UNITE’s treatment initiatives include providing more than 4,500 individuals with vouchers so they could enter a long-term, residential treatment program. Staff responds to more than 1,000 inquiries each month connecting those with a substance use disorder and their families to treatment and support options. UNITE also staffs Kentucky’s statewide call center to connect individuals to resources for substance use disorders.
UNITE partners with the Kentucky State Police to support the Angel Initiative – which has enabled more than 150 people to obtain long-term treatment by walking into one of the 16 posts across Kentucky – and the Kentucky Administrative Office of the Courts to support Drug Courts. “Drug courts lower the recidivism rate and are more cost effective than sending a person to jail,” notes Dale Morton, UNITE’s communications director. “It’s a longer program, which holds a person accountable and gives them more opportunity for successful transition to long-term recovery.” Part of that recovery process includes partnering with organizations to provide aftercare, transitional housing, and transformational employment opportunities.
Operation UNITE created the annual Rx Drug Abuse and Heroin Summit, the largest annual gathering of professionals from “federal to family” working to find solutions that address the prescription and illicit drug misuse epidemic. More than 3,500 individuals attended the event in 2019, including the President and First Lady, as well as directors of most federal agencies focused on the drug epidemic, leading professionals and advocates, and Congress.
“Folks have heard the prevention message from Operation UNITE for more than 16 years now,” Hale said. “The first young people who participated are now young adults in their communities.
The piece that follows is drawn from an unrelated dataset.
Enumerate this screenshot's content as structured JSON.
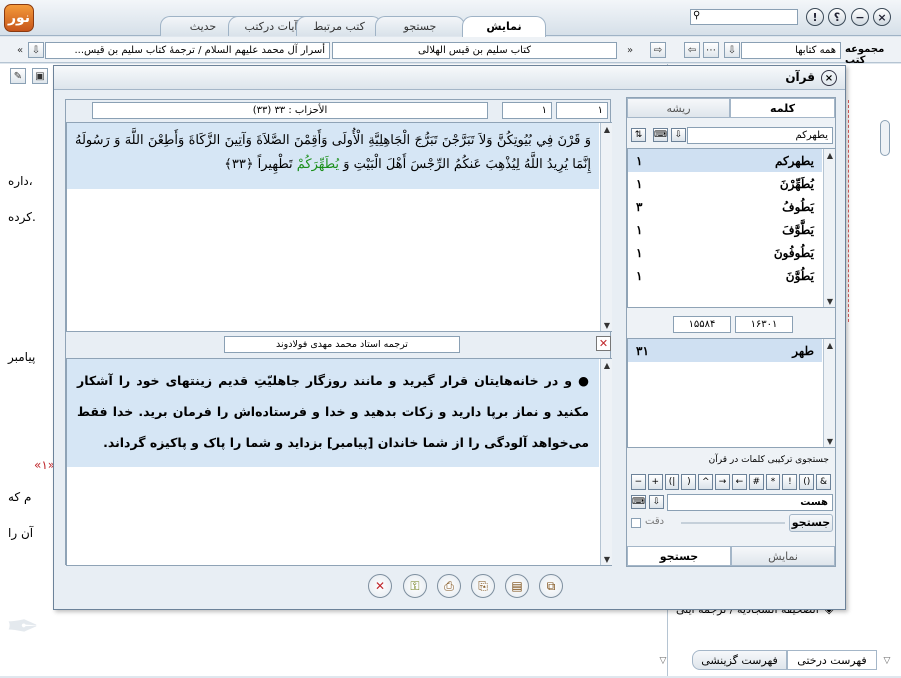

They are raising families, they are moms and dads and teachers now. And, they are making a difference.”